**EXERCISE DESCRIPTION:** In the entries that follow, find each line with the word "Vertriebsgebiete" and copy it.

**Stored items from a collection:**
>>>>
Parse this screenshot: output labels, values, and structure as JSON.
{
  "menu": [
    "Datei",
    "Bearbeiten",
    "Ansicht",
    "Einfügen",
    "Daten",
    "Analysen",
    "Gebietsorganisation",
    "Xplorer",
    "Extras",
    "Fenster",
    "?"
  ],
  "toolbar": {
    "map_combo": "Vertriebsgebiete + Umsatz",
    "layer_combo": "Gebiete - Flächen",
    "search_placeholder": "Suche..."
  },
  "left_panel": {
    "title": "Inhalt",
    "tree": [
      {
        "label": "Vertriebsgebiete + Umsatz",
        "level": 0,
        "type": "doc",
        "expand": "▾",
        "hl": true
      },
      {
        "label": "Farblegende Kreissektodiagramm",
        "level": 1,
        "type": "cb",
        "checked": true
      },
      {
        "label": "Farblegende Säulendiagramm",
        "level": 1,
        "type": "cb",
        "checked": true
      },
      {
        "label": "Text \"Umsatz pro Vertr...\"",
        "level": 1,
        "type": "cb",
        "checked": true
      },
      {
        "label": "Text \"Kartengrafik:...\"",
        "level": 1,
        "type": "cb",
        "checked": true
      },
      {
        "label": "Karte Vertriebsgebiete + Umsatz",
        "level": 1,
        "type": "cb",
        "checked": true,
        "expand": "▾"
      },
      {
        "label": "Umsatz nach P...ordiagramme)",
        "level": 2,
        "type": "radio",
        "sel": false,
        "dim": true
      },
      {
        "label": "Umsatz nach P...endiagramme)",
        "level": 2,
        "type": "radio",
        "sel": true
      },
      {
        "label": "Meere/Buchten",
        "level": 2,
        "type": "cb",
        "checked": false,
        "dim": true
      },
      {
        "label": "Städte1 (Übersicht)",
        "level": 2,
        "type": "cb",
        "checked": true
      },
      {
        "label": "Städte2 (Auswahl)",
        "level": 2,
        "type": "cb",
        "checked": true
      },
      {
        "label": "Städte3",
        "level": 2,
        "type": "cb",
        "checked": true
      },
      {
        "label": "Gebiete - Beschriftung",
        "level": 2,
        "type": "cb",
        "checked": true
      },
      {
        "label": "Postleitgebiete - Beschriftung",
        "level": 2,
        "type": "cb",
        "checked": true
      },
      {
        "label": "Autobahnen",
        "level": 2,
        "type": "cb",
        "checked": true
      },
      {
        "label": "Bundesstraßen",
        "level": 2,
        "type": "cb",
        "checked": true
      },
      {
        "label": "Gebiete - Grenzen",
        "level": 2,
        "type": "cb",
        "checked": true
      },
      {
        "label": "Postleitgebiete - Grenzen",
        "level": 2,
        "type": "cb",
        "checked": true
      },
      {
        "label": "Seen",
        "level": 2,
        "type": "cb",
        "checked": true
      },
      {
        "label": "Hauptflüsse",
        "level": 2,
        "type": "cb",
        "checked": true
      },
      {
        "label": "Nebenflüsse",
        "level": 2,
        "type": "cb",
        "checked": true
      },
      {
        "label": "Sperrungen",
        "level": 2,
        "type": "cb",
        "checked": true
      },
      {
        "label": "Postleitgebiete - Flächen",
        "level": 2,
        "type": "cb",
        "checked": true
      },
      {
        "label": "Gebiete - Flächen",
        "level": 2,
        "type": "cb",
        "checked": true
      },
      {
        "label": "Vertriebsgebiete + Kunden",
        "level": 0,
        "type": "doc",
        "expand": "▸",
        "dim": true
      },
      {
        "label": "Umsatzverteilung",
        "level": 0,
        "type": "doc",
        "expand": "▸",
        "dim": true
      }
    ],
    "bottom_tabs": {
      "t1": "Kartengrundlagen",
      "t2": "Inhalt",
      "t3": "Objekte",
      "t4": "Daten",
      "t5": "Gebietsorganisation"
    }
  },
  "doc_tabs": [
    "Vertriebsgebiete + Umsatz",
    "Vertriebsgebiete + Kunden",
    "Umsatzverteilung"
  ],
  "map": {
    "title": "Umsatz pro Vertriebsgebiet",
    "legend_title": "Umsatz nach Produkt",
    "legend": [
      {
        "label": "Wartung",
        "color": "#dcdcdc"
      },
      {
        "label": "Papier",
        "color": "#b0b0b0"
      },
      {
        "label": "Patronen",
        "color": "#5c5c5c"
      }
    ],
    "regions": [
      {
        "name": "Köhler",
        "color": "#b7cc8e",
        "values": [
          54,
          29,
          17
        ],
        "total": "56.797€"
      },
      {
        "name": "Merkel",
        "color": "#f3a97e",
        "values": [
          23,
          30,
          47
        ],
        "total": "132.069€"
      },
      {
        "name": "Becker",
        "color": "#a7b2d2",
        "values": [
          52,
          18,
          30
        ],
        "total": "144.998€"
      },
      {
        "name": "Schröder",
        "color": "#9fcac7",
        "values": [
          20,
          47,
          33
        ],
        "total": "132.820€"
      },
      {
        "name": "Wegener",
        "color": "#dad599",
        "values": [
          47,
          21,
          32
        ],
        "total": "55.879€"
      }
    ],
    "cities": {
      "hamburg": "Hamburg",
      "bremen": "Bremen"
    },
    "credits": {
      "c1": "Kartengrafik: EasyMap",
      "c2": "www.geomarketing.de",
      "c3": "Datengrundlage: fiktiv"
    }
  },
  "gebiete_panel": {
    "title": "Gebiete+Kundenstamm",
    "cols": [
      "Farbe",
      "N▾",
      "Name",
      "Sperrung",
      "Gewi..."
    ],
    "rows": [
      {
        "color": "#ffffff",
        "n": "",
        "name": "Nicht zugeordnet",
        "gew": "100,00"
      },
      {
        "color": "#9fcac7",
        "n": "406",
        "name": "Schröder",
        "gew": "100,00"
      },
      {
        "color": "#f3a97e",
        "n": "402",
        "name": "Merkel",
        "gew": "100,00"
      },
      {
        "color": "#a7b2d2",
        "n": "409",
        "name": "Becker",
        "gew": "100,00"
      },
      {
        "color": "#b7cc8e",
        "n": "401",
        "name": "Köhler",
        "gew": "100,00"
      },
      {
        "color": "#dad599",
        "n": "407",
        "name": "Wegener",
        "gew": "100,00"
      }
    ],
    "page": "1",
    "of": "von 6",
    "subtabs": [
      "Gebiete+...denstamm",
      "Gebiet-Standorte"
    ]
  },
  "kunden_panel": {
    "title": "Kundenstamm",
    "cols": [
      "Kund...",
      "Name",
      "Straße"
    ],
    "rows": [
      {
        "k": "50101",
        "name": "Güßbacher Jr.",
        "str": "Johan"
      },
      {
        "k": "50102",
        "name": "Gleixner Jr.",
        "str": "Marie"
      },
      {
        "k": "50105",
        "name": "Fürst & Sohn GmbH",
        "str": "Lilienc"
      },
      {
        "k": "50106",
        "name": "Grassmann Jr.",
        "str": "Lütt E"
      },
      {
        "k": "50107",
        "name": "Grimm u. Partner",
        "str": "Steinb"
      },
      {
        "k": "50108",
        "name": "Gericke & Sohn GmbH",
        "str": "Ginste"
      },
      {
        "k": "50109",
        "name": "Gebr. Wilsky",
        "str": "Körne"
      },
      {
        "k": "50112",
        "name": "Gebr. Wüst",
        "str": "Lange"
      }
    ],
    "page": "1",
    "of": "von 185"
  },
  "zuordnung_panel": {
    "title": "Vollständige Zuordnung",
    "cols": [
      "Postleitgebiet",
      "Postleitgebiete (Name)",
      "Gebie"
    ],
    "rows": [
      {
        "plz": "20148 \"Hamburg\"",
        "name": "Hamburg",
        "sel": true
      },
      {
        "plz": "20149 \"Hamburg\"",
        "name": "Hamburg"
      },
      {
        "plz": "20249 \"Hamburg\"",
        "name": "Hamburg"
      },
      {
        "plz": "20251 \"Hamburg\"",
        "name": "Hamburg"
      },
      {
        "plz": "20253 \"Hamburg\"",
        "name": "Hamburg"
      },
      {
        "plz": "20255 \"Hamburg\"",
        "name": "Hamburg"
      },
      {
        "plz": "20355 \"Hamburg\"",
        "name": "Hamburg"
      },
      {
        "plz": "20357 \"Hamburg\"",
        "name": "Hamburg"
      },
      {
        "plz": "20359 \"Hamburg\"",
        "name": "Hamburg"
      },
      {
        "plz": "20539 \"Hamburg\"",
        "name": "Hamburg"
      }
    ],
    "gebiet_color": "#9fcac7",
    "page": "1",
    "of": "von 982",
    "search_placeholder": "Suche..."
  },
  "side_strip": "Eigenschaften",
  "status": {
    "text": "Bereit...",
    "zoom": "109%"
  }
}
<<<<
**RESULT:**
    "map_combo": "Vertriebsgebiete + Umsatz",
        "label": "Vertriebsgebiete + Umsatz",
        "label": "Karte Vertriebsgebiete + Umsatz",
        "label": "Vertriebsgebiete + Kunden",
    "Vertriebsgebiete + Umsatz",
    "Vertriebsgebiete + Kunden",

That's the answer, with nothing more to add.